• [YOUR OBJECTIVE] Lines of the records that hold the word "into" are to be counted; give the number and nothing more.

• [DATA]
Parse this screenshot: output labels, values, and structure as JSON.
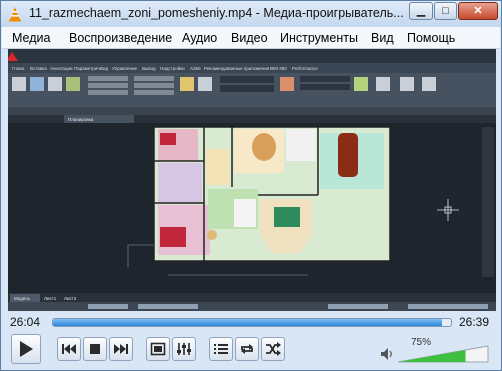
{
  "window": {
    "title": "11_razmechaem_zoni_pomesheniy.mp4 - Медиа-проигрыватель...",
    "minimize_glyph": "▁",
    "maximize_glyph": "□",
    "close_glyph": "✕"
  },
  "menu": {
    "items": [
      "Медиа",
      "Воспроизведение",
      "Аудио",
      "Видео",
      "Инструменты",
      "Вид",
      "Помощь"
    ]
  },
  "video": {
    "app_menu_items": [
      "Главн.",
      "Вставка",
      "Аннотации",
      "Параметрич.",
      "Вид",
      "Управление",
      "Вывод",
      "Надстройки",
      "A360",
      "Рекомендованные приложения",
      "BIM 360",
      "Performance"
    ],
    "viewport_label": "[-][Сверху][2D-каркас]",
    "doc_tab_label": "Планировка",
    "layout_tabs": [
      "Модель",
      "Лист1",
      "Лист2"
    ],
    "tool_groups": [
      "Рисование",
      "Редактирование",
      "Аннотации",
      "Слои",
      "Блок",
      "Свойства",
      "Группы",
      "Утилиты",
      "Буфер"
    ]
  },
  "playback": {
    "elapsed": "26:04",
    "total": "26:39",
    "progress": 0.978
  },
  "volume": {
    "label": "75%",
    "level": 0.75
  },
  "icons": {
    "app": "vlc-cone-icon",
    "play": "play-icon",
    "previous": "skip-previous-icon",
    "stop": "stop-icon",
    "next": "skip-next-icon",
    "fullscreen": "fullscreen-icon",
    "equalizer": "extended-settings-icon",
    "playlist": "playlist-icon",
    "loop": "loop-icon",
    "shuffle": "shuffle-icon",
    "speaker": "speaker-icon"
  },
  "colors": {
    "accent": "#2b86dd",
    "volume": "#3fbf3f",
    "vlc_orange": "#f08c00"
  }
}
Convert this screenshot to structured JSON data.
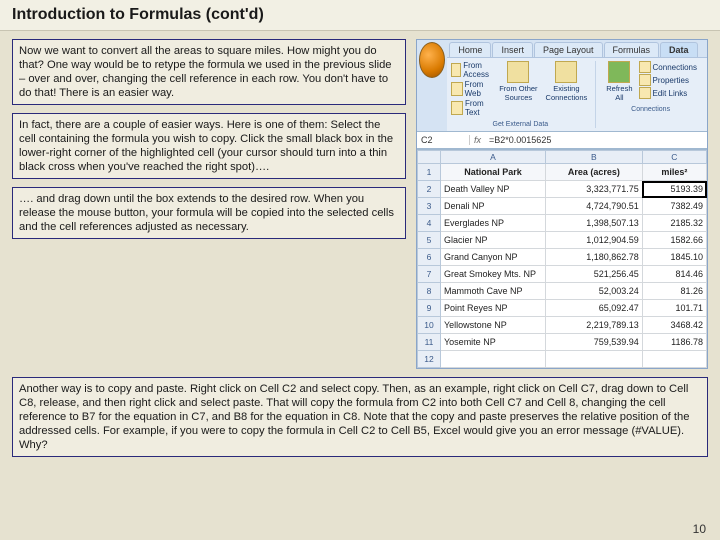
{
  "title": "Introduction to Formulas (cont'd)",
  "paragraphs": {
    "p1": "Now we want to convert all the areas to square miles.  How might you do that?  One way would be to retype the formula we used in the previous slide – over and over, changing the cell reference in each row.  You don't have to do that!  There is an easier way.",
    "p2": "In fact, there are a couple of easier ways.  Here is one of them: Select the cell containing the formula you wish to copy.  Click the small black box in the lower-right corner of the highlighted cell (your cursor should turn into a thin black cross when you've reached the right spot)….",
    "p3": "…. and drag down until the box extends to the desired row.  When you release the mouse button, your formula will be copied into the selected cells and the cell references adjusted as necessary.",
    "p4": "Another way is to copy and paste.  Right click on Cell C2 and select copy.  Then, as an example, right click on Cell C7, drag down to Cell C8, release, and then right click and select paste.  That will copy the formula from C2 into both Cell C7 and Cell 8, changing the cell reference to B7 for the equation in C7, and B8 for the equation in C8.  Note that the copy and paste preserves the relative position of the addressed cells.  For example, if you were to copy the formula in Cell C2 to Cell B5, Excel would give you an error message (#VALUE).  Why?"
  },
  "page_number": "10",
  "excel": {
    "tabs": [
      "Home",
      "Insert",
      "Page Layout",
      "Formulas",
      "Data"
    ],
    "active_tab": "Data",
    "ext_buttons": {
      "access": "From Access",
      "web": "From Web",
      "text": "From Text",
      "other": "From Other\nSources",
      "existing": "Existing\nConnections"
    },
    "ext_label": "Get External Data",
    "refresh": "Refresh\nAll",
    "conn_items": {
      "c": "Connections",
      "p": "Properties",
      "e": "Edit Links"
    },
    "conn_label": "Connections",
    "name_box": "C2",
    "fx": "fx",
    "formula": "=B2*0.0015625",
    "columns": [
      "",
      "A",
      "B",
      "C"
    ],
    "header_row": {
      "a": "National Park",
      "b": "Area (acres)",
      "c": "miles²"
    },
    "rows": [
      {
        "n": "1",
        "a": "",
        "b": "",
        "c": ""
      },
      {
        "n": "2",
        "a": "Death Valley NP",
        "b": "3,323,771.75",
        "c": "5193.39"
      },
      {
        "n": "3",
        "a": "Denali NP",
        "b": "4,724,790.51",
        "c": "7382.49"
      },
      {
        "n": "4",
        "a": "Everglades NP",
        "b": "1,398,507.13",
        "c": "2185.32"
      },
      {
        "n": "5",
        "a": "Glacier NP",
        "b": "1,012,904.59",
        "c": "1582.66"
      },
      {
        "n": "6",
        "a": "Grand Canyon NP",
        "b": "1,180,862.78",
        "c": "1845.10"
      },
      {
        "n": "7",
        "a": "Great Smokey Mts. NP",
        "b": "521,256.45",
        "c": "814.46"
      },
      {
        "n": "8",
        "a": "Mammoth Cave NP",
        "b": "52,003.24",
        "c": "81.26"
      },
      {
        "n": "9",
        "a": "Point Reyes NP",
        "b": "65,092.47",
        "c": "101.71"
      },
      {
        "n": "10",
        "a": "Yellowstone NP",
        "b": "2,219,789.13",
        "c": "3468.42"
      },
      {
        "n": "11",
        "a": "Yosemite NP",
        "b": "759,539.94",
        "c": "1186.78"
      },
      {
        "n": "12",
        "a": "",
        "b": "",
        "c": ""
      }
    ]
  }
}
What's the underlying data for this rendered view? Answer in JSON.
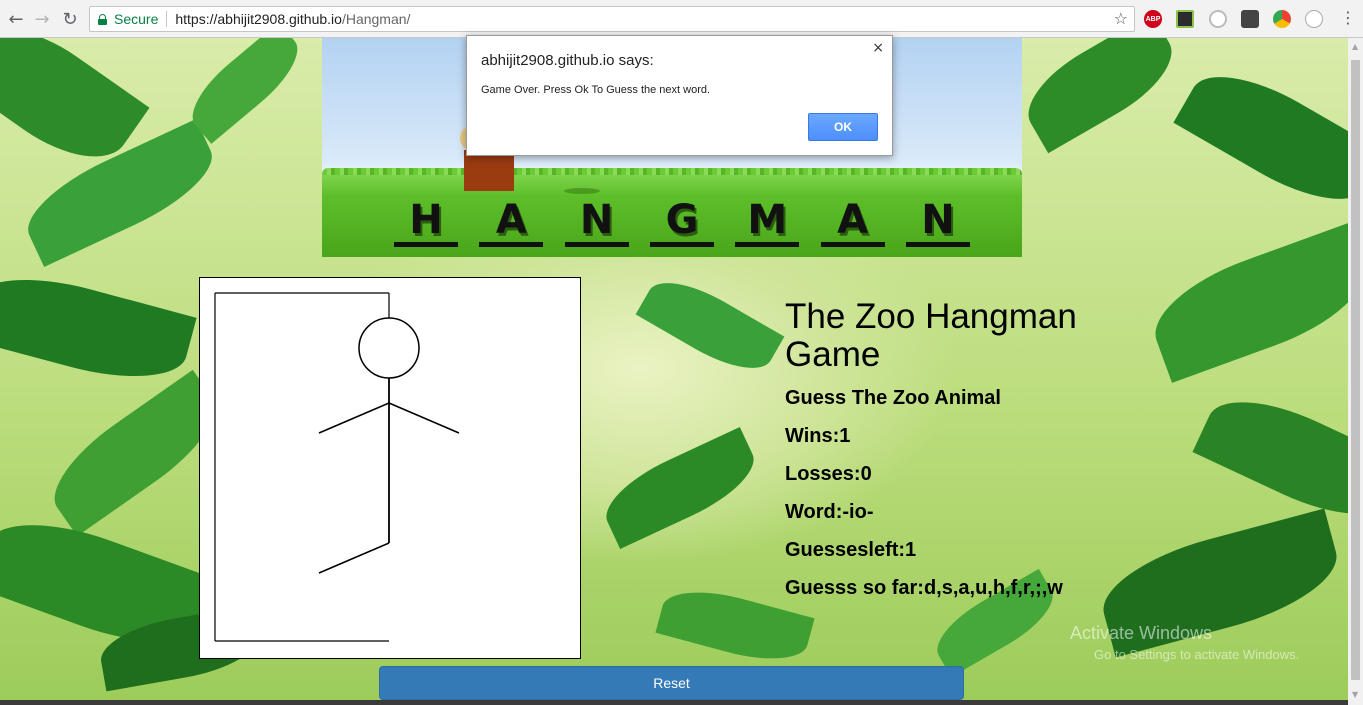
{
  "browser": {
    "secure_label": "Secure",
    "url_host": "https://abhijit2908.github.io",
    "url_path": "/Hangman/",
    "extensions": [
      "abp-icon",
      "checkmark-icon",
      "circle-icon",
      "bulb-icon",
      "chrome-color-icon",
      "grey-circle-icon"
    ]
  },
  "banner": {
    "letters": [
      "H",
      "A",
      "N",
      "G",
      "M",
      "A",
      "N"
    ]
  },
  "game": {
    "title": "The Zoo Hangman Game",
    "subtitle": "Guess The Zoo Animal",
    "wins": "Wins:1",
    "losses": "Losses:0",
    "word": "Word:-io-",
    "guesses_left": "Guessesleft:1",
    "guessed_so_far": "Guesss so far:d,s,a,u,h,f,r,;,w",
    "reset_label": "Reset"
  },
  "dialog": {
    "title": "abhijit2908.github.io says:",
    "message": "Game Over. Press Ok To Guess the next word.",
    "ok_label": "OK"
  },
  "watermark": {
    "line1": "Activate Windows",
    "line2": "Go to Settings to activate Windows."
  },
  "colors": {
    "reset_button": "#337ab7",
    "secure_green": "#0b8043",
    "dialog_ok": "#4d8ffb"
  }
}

• [EXERCISE ANSWER] 3